Since 2015, our colleagues in Turkmenistan and Uzbekistan have been carrying out monitoring every October at Tallymerjan, the very important stopover site on the Turkmenistan/Uzbekistan border. So far, all tagged bird travelling on the eastern flyway have stopped there and spent 4-6 weeks before continuing their journey to the wintering grounds. Perhaps up to a third of the global population use this site for refuelling before tackling the crossing of the Hindu Kush.
This year we still have one last tagged female Sociable Lapwing called Maysa.
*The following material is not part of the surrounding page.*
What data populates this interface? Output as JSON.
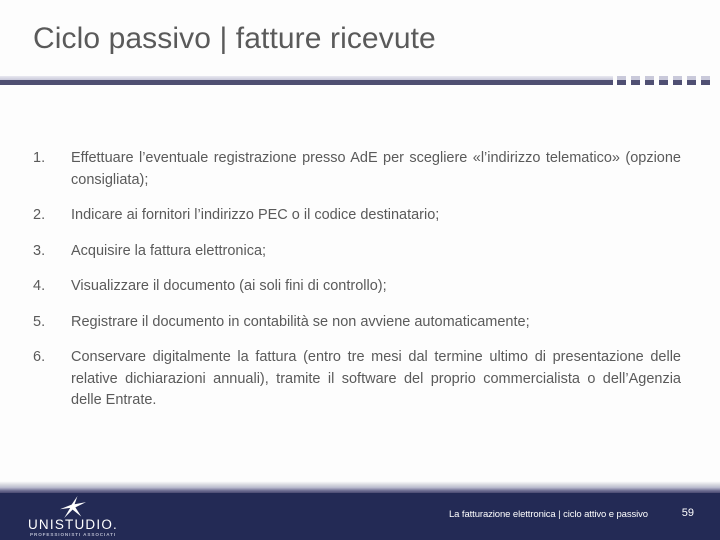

Every September and October, she has a special role in the coordination of the field monitoring groups in Turkmenistan and Uzbekistan, and simultaneous counts of Sociable Lapwings during autumn migration finished ten days ago.
Colleagues from Turkmenistan reported that “The number of birds staging in the Turkmen part of the Tallymerjen area increased during the period 3rd to 8th October, reaching maximum of 3,354 individuals on the 8th October. After that, the numbers gradually decreased to the entire absence of Sociable Lapwings on the 14th and 15th October. As in previous years, Sociable Lapwings used the territory along the state border (4-6 km wide, south of the border), an inaccessible area for our field team due to the border authority restrictions. We often observed flocks fly past and land in the restricted area, where they were presumably spending the night.”
Anna Ten, field team leader from Uzbekistan explained that “Our team focused terrestrial surveys in the surroundings of Tallymerjan Reservoir from the 29th September until the 3rd November. We had a maximum number of 4,060 Sociable Lapwings on the 10th October. That same day, Maysa was picked up by our telescopes. A significant role in this year’s monitoring was played by one of our local IBA caretakers, who helped survey and provided us with information about flock sizes of Sociable Lapwings in the region after the 12th October.”
Ruslan Urazaliyev, ACBK, added “Every morning I started with checking coordinates from Maysa’s transmitter and sent new locations to the field teams. Maysa has helped us to coordinate joint monitoring in the Tallymerjen region since 2015. Once again, our colleagues from Turkmenistan and Uzbekistan did a great job. I would like to thank all team members! You make an invaluable contribution to the conservation and bright future of Sociable Lapwing.”
Maysa left Tallymerjen on the 3rd November and reached Pakistan on the 5th, where she will stay whole winter until March next year and her long journey north again.
Field team (Turkmenistan): Eldar Rustamov, Juma Saparmuradov, Petar Iankov, Atamyrat Veyisov, Shaniyaz Mengliev.
Field team (Uzbekistan): Anna Ten, Mukhtar Turaev, Valentin Soldatov, Sherzod Salomov, Ravil Toncherov, Burkhon Razhabov, Chori Norboev.